Document 11A: Mary B. Talbert, Letter to State Director, , NAACP Papers, Part 7: The Anti-Lynching Campaign, 1912-1955, Series B: Anti-Lynching Legislative and Publicity Files, 1916-1955, Library of Congress (Microfilm, Reel 3, Frames 550-51).
The following letters were sent by Mary B. Talbert, the National Director of the Anti-Lynching Crusaders, to the organization's State Directors. The letters contained instructions for the Director to follow and Talbert stressed that the Crusaders were to work to unite black and white women against lynching. As Talbert wrote in the first letter, "Let me impress upon you very seriously that the campaign is to be one of prayer and sacrifice absolutely devoid of bitterness and any attempt to stir up friction between the races." Lynching was typically a racialized crime aimed at blacks, usually men, but under the guidance of Talbert the Crusaders emphasized lynching as a crime committed against blacks and whites, men and women (see documents 6 and 7).
521 Michigan Ave., Buffalo, N.Y.
Dear State Director:--
I know that you have been looking for a complete letter of instructions from me. I have been trying to cover every point before writing you which is not a very easy task. In a very few days I will send you for instruction the pamphlets which are to be sent to every key woman and speaker.
Your first duty will be to send me at once the names, state addresses of every key woman in your state or territory. It is perfectly allowable to have more than one key woman in your city or town as this work is to unite all church groups, fraternal groups, labor groups, in fact, we must unite a million women to stop lynching. Let me impress upon you very seriously that the campaign is to be one of prayer and sacrifice absolutely devoid of bitterness and any attempt to stir up friction between races. It is a campaign for the uniting of black and white women North, South, East, and West against the most terrible of all crimes--lynching.
As State Director it has been suggested that your expenses will be taken care of by public collections unless you are able to get public spirited citizens to defray your expenses. No part of the money raised during the campaign must be used for anything except legislation.
Let every key woman in turn gather her a committee of women from fifty to three hundred, these women to commence intensive work Sunday morning October the first at sunrise prayer meeting and ending December the thirty-first. I am enclosing recommendations for local committee work suggested by Miss Jackson which she has worked out very nicely in the east. You can secure your campaign buttons at ten dollars ($10.00) a thousand. They are now ready for distribution. Let every crusader wear her button from October the first to December the thirty-first. You can sell these buttons at ten cents each, cost price, or if you prefer fifteen cents each using the additional nickel for your postage, stationery, etc. I will send you next week a few sheets of official stationery and if you wish to have other stationery let it be in unison with this. You can substitute, however, your name under mine as state director with your street number and address.
I suggest that the enclosed prayer be read every day at noon.
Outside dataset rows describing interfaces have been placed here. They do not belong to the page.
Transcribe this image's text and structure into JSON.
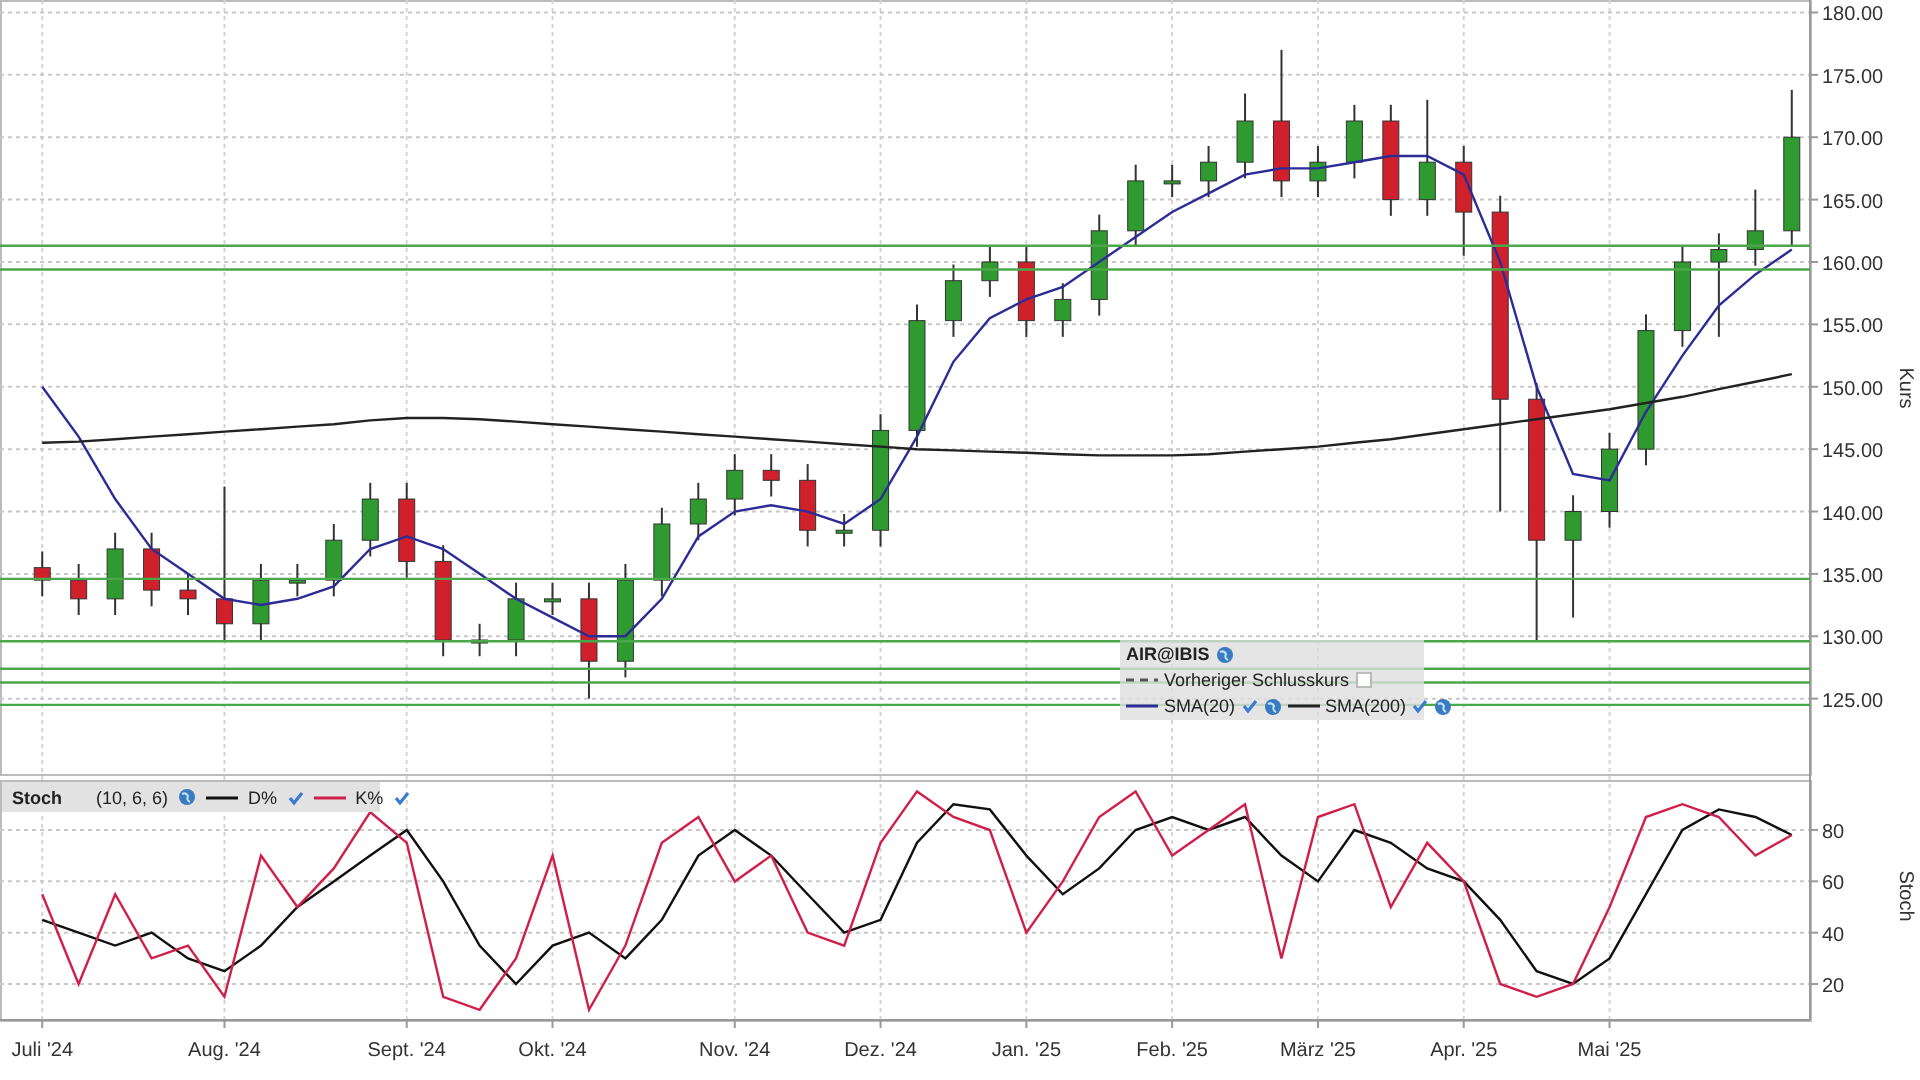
{
  "price_chart": {
    "axis_title": "Kurs",
    "legend": {
      "title": "AIR@IBIS",
      "items": [
        {
          "kind": "reference",
          "label": "Vorheriger Schlusskurs",
          "checked": false
        },
        {
          "kind": "series",
          "checked": true
        },
        {
          "kind": "series",
          "checked": true
        }
      ]
    },
    "chart_data": {
      "type": "candlestick",
      "ylim": [
        118.8,
        181
      ],
      "grid": true,
      "categories": [
        null,
        null,
        null,
        null,
        null,
        null,
        null,
        null,
        null,
        null,
        null,
        null,
        null,
        null,
        null,
        null,
        null,
        null,
        null,
        null,
        null,
        null,
        null,
        null,
        null,
        null,
        null,
        null,
        null,
        null,
        null,
        null,
        null,
        null,
        null,
        null,
        null,
        null,
        null,
        null,
        null,
        null,
        null,
        null,
        null,
        null,
        null,
        null,
        null
      ],
      "yticks": [
        {
          "value": 125,
          "label": "125.00"
        },
        {
          "value": 130,
          "label": "130.00"
        },
        {
          "value": 135,
          "label": "135.00"
        },
        {
          "value": 140,
          "label": "140.00"
        },
        {
          "value": 145,
          "label": "145.00"
        },
        {
          "value": 150,
          "label": "150.00"
        },
        {
          "value": 155,
          "label": "155.00"
        },
        {
          "value": 160,
          "label": "160.00"
        },
        {
          "value": 165,
          "label": "165.00"
        },
        {
          "value": 170,
          "label": "170.00"
        },
        {
          "value": 175,
          "label": "175.00"
        },
        {
          "value": 180,
          "label": "180.00"
        }
      ],
      "ohlc": [
        [
          135.5,
          136.8,
          133.2,
          134.5
        ],
        [
          134.5,
          135.8,
          131.7,
          133
        ],
        [
          133,
          138.3,
          131.7,
          137
        ],
        [
          137,
          138.3,
          132.4,
          133.7
        ],
        [
          133.7,
          135,
          131.7,
          133
        ],
        [
          133,
          142,
          129.7,
          131
        ],
        [
          131,
          135.8,
          129.7,
          134.5
        ],
        [
          134.5,
          135.8,
          133.2,
          134.5
        ],
        [
          134.5,
          139,
          133.2,
          137.7
        ],
        [
          137.7,
          142.3,
          136.4,
          141
        ],
        [
          141,
          142.3,
          134.7,
          136
        ],
        [
          136,
          137.3,
          128.4,
          129.7
        ],
        [
          129.7,
          131,
          128.4,
          129.7
        ],
        [
          129.7,
          134.3,
          128.4,
          133
        ],
        [
          133,
          134.3,
          131.7,
          133
        ],
        [
          133,
          134.3,
          125,
          128
        ],
        [
          128,
          135.8,
          126.7,
          134.5
        ],
        [
          134.5,
          140.3,
          133.2,
          139
        ],
        [
          139,
          142.3,
          137.7,
          141
        ],
        [
          141,
          144.6,
          139.7,
          143.3
        ],
        [
          143.3,
          144.6,
          141.2,
          142.5
        ],
        [
          142.5,
          143.8,
          137.2,
          138.5
        ],
        [
          138.5,
          139.8,
          137.2,
          138.5
        ],
        [
          138.5,
          147.8,
          137.2,
          146.5
        ],
        [
          146.5,
          156.6,
          145.2,
          155.3
        ],
        [
          155.3,
          159.8,
          154,
          158.5
        ],
        [
          158.5,
          161.3,
          157.2,
          160
        ],
        [
          160,
          161.3,
          154,
          155.3
        ],
        [
          155.3,
          158.3,
          154,
          157
        ],
        [
          157,
          163.8,
          155.7,
          162.5
        ],
        [
          162.5,
          167.8,
          161.2,
          166.5
        ],
        [
          166.5,
          167.8,
          165.2,
          166.5
        ],
        [
          166.5,
          169.3,
          165.2,
          168
        ],
        [
          168,
          173.5,
          166.7,
          171.3
        ],
        [
          171.3,
          177,
          165.2,
          166.5
        ],
        [
          166.5,
          169.3,
          165.2,
          168
        ],
        [
          168,
          172.6,
          166.7,
          171.3
        ],
        [
          171.3,
          172.6,
          163.7,
          165
        ],
        [
          165,
          173,
          163.7,
          168
        ],
        [
          168,
          169.3,
          160.5,
          164
        ],
        [
          164,
          165.3,
          140,
          149
        ],
        [
          149,
          150.3,
          129.7,
          137.7
        ],
        [
          137.7,
          141.3,
          131.5,
          140
        ],
        [
          140,
          146.3,
          138.7,
          145
        ],
        [
          145,
          155.8,
          143.7,
          154.5
        ],
        [
          154.5,
          161.3,
          153.2,
          160
        ],
        [
          160,
          162.3,
          154,
          161
        ],
        [
          161,
          165.8,
          159.7,
          162.5
        ],
        [
          162.5,
          173.8,
          161.2,
          170
        ]
      ],
      "series": [
        {
          "name": "SMA(20)",
          "type": "line",
          "color": "#2c2c96",
          "values": [
            150,
            146,
            141,
            137,
            135,
            133,
            132.5,
            133,
            134,
            137,
            138,
            137,
            135,
            133,
            131.5,
            130,
            130,
            133,
            138,
            140,
            140.5,
            140,
            139,
            141,
            146,
            152,
            155.5,
            157,
            158,
            160,
            162,
            164,
            165.5,
            167,
            167.5,
            167.5,
            168,
            168.5,
            168.5,
            167,
            160,
            150,
            143,
            142.5,
            148,
            152.5,
            156.5,
            159,
            161
          ]
        },
        {
          "name": "SMA(200)",
          "type": "line",
          "color": "#222222",
          "values": [
            145.5,
            145.6,
            145.8,
            146,
            146.2,
            146.4,
            146.6,
            146.8,
            147,
            147.3,
            147.5,
            147.5,
            147.4,
            147.2,
            147,
            146.8,
            146.6,
            146.4,
            146.2,
            146,
            145.8,
            145.6,
            145.4,
            145.2,
            145,
            144.9,
            144.8,
            144.7,
            144.6,
            144.5,
            144.5,
            144.5,
            144.6,
            144.8,
            145,
            145.2,
            145.5,
            145.8,
            146.2,
            146.6,
            147,
            147.4,
            147.8,
            148.2,
            148.7,
            149.2,
            149.8,
            150.4,
            151
          ]
        }
      ],
      "ref_lines": [
        {
          "axis": "y",
          "value": 161.3
        },
        {
          "axis": "y",
          "value": 159.4
        },
        {
          "axis": "y",
          "value": 134.6
        },
        {
          "axis": "y",
          "value": 129.6
        },
        {
          "axis": "y",
          "value": 127.4
        },
        {
          "axis": "y",
          "value": 126.3
        },
        {
          "axis": "y",
          "value": 124.5
        }
      ]
    }
  },
  "stoch_chart": {
    "axis_title": "Stoch",
    "legend": {
      "title": "Stoch",
      "params": "(10, 6, 6)",
      "items": [
        {
          "checked": true
        },
        {
          "checked": true
        }
      ]
    },
    "chart_data": {
      "type": "line",
      "ylim": [
        6,
        101
      ],
      "grid": true,
      "yticks": [
        20,
        40,
        60,
        80
      ],
      "categories": [
        "Juli '24",
        null,
        null,
        null,
        null,
        "Aug. '24",
        null,
        null,
        null,
        null,
        "Sept. '24",
        null,
        null,
        null,
        "Okt. '24",
        null,
        null,
        null,
        null,
        "Nov. '24",
        null,
        null,
        null,
        "Dez. '24",
        null,
        null,
        null,
        "Jan. '25",
        null,
        null,
        null,
        "Feb. '25",
        null,
        null,
        null,
        "März '25",
        null,
        null,
        null,
        "Apr. '25",
        null,
        null,
        null,
        "Mai '25",
        null,
        null,
        null,
        null,
        null
      ],
      "series": [
        {
          "name": "D%",
          "color": "#111111",
          "values": [
            45,
            40,
            35,
            40,
            30,
            25,
            35,
            50,
            60,
            70,
            80,
            60,
            35,
            20,
            35,
            40,
            30,
            45,
            70,
            80,
            70,
            55,
            40,
            45,
            75,
            90,
            88,
            70,
            55,
            65,
            80,
            85,
            80,
            85,
            70,
            60,
            80,
            75,
            65,
            60,
            45,
            25,
            20,
            30,
            55,
            80,
            88,
            85,
            78
          ]
        },
        {
          "name": "K%",
          "color": "#d0204a",
          "values": [
            55,
            20,
            55,
            30,
            35,
            15,
            70,
            50,
            65,
            87,
            75,
            15,
            10,
            30,
            70,
            10,
            35,
            75,
            85,
            60,
            70,
            40,
            35,
            75,
            95,
            85,
            80,
            40,
            60,
            85,
            95,
            70,
            80,
            90,
            30,
            85,
            90,
            50,
            75,
            60,
            20,
            15,
            20,
            50,
            85,
            90,
            85,
            70,
            78
          ]
        }
      ]
    }
  }
}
If you do not wish to read this prayer you do not have to but let every women know that the rest of the us will be expecting her to be praying every day at noon with us. I shall give this proper publicity through our Colored press and hope to have it printed in the October Crisis.[A]
As soon as you furnish me a list of key women, I will send to them on return mail their letter of instructions, a copy of which I will send to you as state director. September is the month for instruction, October begins our intensive campaign, the second week in October will be known as sacrifice or self-denial week. We urge our women to sacrifice everything that is considered a non-essential such as candy, chewing gum, perfumes, powder, rouge, or anything which costs them during the week a dollar and this sacrifice offering to be sent to the state director, who in turn will remit weekly to our national treasurer. I will send you next week as state director the name of our national treasurer and the trust company, who will hold our money.
The reason why we are asking every state to send the money weekly is because we will need the money for our legislation work. I take cognizance of the fact that different states might have to change their programmes to conform with their localities. The rules set down are not iron-clad. You will be the best judge of how to work in your state. The main object is to get all the women praying together, working together, sacrificing together so that this accursed pastime of mob law and murder may be wiped out of America. None of us are safe so long as this eating cancer is not cut out or burned out in America.
During the campaign we want every woman to talk the same. We are talking about lynching, praying for lynching to stop and indirectly for the passage of the Dyer Anti-lynching Bill. It makes no difference where you live, you cannot possibly fear to engage in a campaign of prayer and self-sacrifice against the most wicked of all crimes.
Literature will be sent you from this office within the next ten days.
Yours for a united sisterhood,
Mary B. Talbert
A. The Crisis was the monthly magazine of the NAACP under the editorship of W.E.B. Du Bois.
Back to Text